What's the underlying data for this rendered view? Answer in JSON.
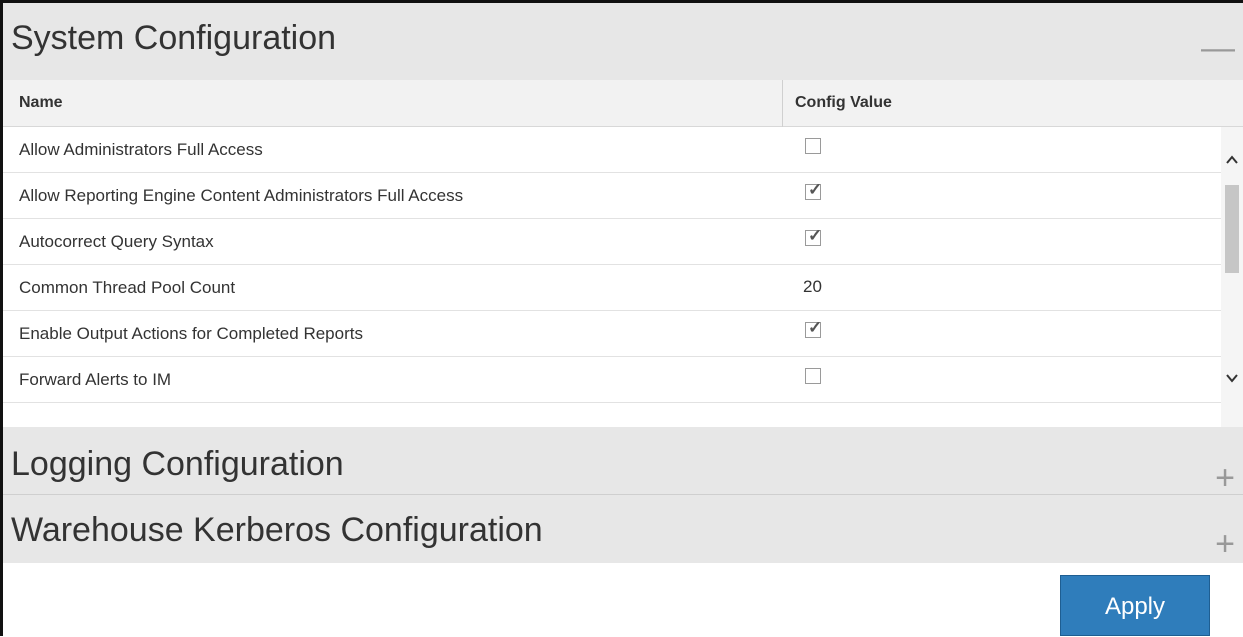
{
  "sections": {
    "system": {
      "title": "System Configuration",
      "toggle_glyph": "—",
      "expanded": true
    },
    "logging": {
      "title": "Logging Configuration",
      "toggle_glyph": "+",
      "expanded": false
    },
    "warehouse": {
      "title": "Warehouse Kerberos Configuration",
      "toggle_glyph": "+",
      "expanded": false
    }
  },
  "table": {
    "columns": [
      "Name",
      "Config Value"
    ],
    "rows": [
      {
        "name": "Allow Administrators Full Access",
        "type": "checkbox",
        "checked": false
      },
      {
        "name": "Allow Reporting Engine Content Administrators Full Access",
        "type": "checkbox",
        "checked": true
      },
      {
        "name": "Autocorrect Query Syntax",
        "type": "checkbox",
        "checked": true
      },
      {
        "name": "Common Thread Pool Count",
        "type": "text",
        "value": "20"
      },
      {
        "name": "Enable Output Actions for Completed Reports",
        "type": "checkbox",
        "checked": true
      },
      {
        "name": "Forward Alerts to IM",
        "type": "checkbox",
        "checked": false
      }
    ]
  },
  "apply_label": "Apply",
  "icons": {
    "scroll_up": "chevron-up-icon",
    "scroll_down": "chevron-down-icon",
    "check": "checkmark-icon"
  },
  "colors": {
    "header_bg": "#e7e7e7",
    "accent": "#2f7dbb"
  }
}
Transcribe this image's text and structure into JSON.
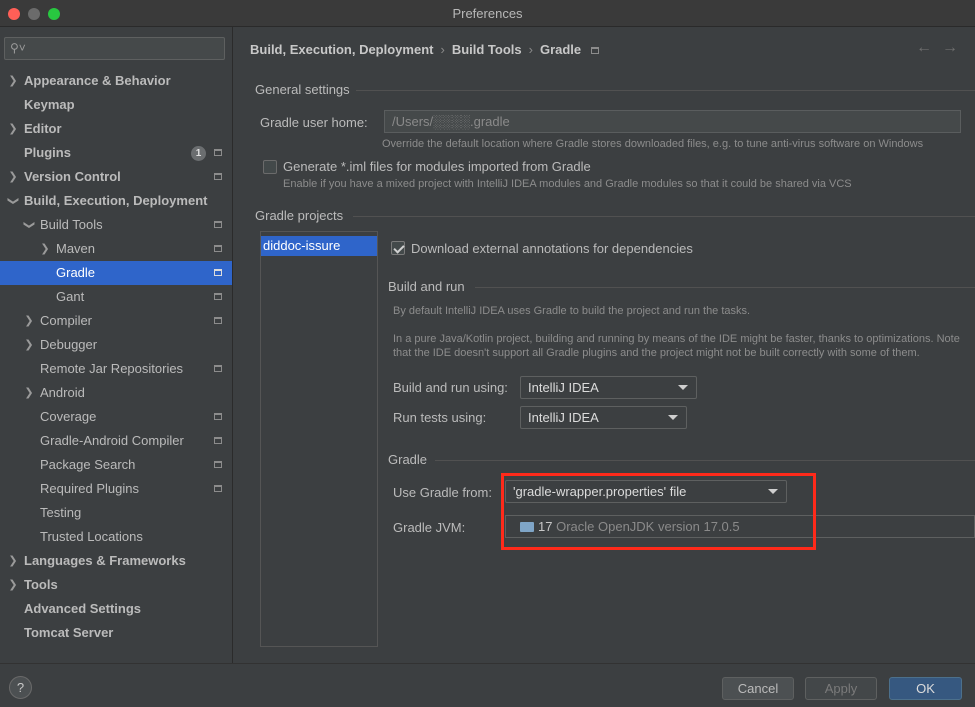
{
  "window": {
    "title": "Preferences"
  },
  "search": {
    "placeholder": ""
  },
  "sidebar": {
    "items": [
      {
        "label": "Appearance & Behavior"
      },
      {
        "label": "Keymap"
      },
      {
        "label": "Editor"
      },
      {
        "label": "Plugins",
        "badge": "1"
      },
      {
        "label": "Version Control"
      },
      {
        "label": "Build, Execution, Deployment"
      },
      {
        "label": "Build Tools"
      },
      {
        "label": "Maven"
      },
      {
        "label": "Gradle"
      },
      {
        "label": "Gant"
      },
      {
        "label": "Compiler"
      },
      {
        "label": "Debugger"
      },
      {
        "label": "Remote Jar Repositories"
      },
      {
        "label": "Android"
      },
      {
        "label": "Coverage"
      },
      {
        "label": "Gradle-Android Compiler"
      },
      {
        "label": "Package Search"
      },
      {
        "label": "Required Plugins"
      },
      {
        "label": "Testing"
      },
      {
        "label": "Trusted Locations"
      },
      {
        "label": "Languages & Frameworks"
      },
      {
        "label": "Tools"
      },
      {
        "label": "Advanced Settings"
      },
      {
        "label": "Tomcat Server"
      }
    ]
  },
  "breadcrumb": {
    "items": [
      "Build, Execution, Deployment",
      "Build Tools",
      "Gradle"
    ]
  },
  "general": {
    "title": "General settings",
    "user_home_label": "Gradle user home:",
    "user_home_value": "/Users/░░░░.gradle",
    "user_home_hint": "Override the default location where Gradle stores downloaded files, e.g. to tune anti-virus software on Windows",
    "iml_label": "Generate *.iml files for modules imported from Gradle",
    "iml_hint": "Enable if you have a mixed project with IntelliJ IDEA modules and Gradle modules so that it could be shared via VCS"
  },
  "projects": {
    "title": "Gradle projects",
    "items": [
      "diddoc-issure"
    ],
    "annotations_label": "Download external annotations for dependencies"
  },
  "build_run": {
    "title": "Build and run",
    "desc1": "By default IntelliJ IDEA uses Gradle to build the project and run the tasks.",
    "desc2": "In a pure Java/Kotlin project, building and running by means of the IDE might be faster, thanks to optimizations. Note",
    "desc3": "that the IDE doesn't support all Gradle plugins and the project might not be built correctly with some of them.",
    "build_label": "Build and run using:",
    "build_value": "IntelliJ IDEA",
    "tests_label": "Run tests using:",
    "tests_value": "IntelliJ IDEA"
  },
  "gradle": {
    "title": "Gradle",
    "use_from_label": "Use Gradle from:",
    "use_from_value": "'gradle-wrapper.properties' file",
    "jvm_label": "Gradle JVM:",
    "jvm_version": "17",
    "jvm_value": "Oracle OpenJDK version 17.0.5"
  },
  "footer": {
    "help": "?",
    "cancel": "Cancel",
    "apply": "Apply",
    "ok": "OK"
  },
  "colors": {
    "selection": "#2f65ca",
    "highlight": "#ff2a1a",
    "primary_button": "#365880"
  }
}
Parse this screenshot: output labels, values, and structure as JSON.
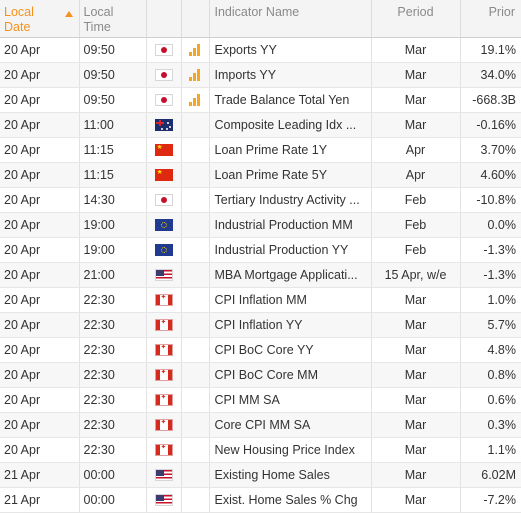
{
  "columns": {
    "local_date": "Local Date",
    "local_time": "Local Time",
    "indicator_name": "Indicator Name",
    "period": "Period",
    "prior": "Prior"
  },
  "colors": {
    "accent": "#f5911e",
    "importance_bars": "#f5a623"
  },
  "rows": [
    {
      "date": "20 Apr",
      "time": "09:50",
      "country": "jp-flag-icon",
      "importance": "high",
      "name": "Exports YY",
      "period": "Mar",
      "prior": "19.1%"
    },
    {
      "date": "20 Apr",
      "time": "09:50",
      "country": "jp-flag-icon",
      "importance": "high",
      "name": "Imports YY",
      "period": "Mar",
      "prior": "34.0%"
    },
    {
      "date": "20 Apr",
      "time": "09:50",
      "country": "jp-flag-icon",
      "importance": "high",
      "name": "Trade Balance Total Yen",
      "period": "Mar",
      "prior": "-668.3B"
    },
    {
      "date": "20 Apr",
      "time": "11:00",
      "country": "au-flag-icon",
      "importance": "none",
      "name": "Composite Leading Idx ...",
      "period": "Mar",
      "prior": "-0.16%"
    },
    {
      "date": "20 Apr",
      "time": "11:15",
      "country": "cn-flag-icon",
      "importance": "none",
      "name": "Loan Prime Rate 1Y",
      "period": "Apr",
      "prior": "3.70%"
    },
    {
      "date": "20 Apr",
      "time": "11:15",
      "country": "cn-flag-icon",
      "importance": "none",
      "name": "Loan Prime Rate 5Y",
      "period": "Apr",
      "prior": "4.60%"
    },
    {
      "date": "20 Apr",
      "time": "14:30",
      "country": "jp-flag-icon",
      "importance": "none",
      "name": "Tertiary Industry Activity ...",
      "period": "Feb",
      "prior": "-10.8%"
    },
    {
      "date": "20 Apr",
      "time": "19:00",
      "country": "eu-flag-icon",
      "importance": "none",
      "name": "Industrial Production MM",
      "period": "Feb",
      "prior": "0.0%"
    },
    {
      "date": "20 Apr",
      "time": "19:00",
      "country": "eu-flag-icon",
      "importance": "none",
      "name": "Industrial Production YY",
      "period": "Feb",
      "prior": "-1.3%"
    },
    {
      "date": "20 Apr",
      "time": "21:00",
      "country": "us-flag-icon",
      "importance": "none",
      "name": "MBA Mortgage Applicati...",
      "period": "15 Apr, w/e",
      "prior": "-1.3%"
    },
    {
      "date": "20 Apr",
      "time": "22:30",
      "country": "ca-flag-icon",
      "importance": "none",
      "name": "CPI Inflation MM",
      "period": "Mar",
      "prior": "1.0%"
    },
    {
      "date": "20 Apr",
      "time": "22:30",
      "country": "ca-flag-icon",
      "importance": "none",
      "name": "CPI Inflation YY",
      "period": "Mar",
      "prior": "5.7%"
    },
    {
      "date": "20 Apr",
      "time": "22:30",
      "country": "ca-flag-icon",
      "importance": "none",
      "name": "CPI BoC Core YY",
      "period": "Mar",
      "prior": "4.8%"
    },
    {
      "date": "20 Apr",
      "time": "22:30",
      "country": "ca-flag-icon",
      "importance": "none",
      "name": "CPI BoC Core MM",
      "period": "Mar",
      "prior": "0.8%"
    },
    {
      "date": "20 Apr",
      "time": "22:30",
      "country": "ca-flag-icon",
      "importance": "none",
      "name": "CPI MM SA",
      "period": "Mar",
      "prior": "0.6%"
    },
    {
      "date": "20 Apr",
      "time": "22:30",
      "country": "ca-flag-icon",
      "importance": "none",
      "name": "Core CPI MM SA",
      "period": "Mar",
      "prior": "0.3%"
    },
    {
      "date": "20 Apr",
      "time": "22:30",
      "country": "ca-flag-icon",
      "importance": "none",
      "name": "New Housing Price Index",
      "period": "Mar",
      "prior": "1.1%"
    },
    {
      "date": "21 Apr",
      "time": "00:00",
      "country": "us-flag-icon",
      "importance": "none",
      "name": "Existing Home Sales",
      "period": "Mar",
      "prior": "6.02M"
    },
    {
      "date": "21 Apr",
      "time": "00:00",
      "country": "us-flag-icon",
      "importance": "none",
      "name": "Exist. Home Sales % Chg",
      "period": "Mar",
      "prior": "-7.2%"
    }
  ]
}
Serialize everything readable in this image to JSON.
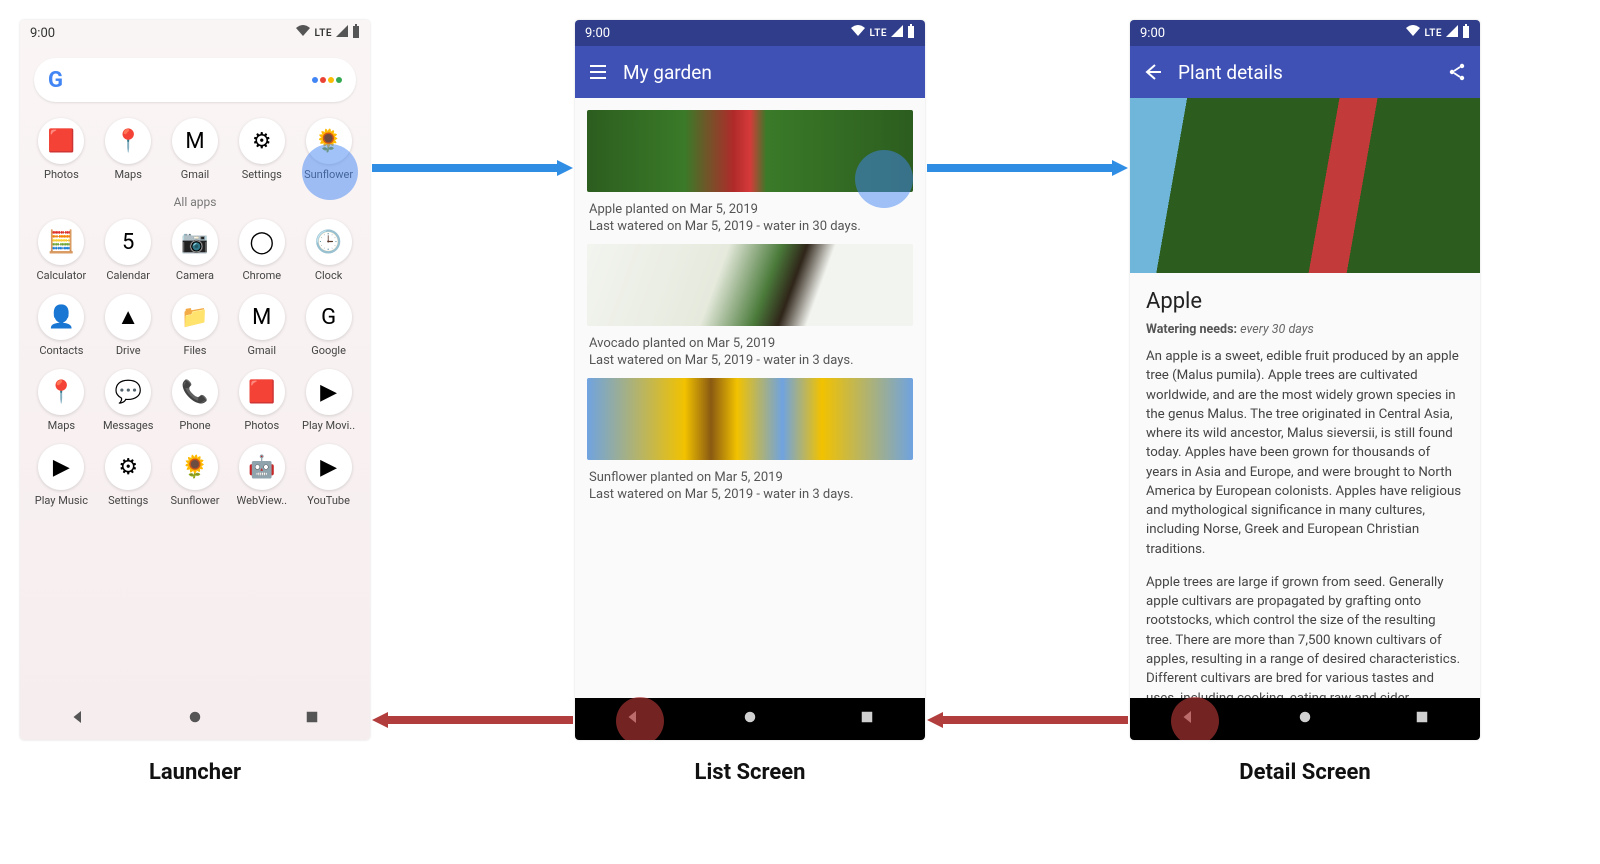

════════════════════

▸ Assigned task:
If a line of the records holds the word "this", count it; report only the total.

▸ Exercise response:
4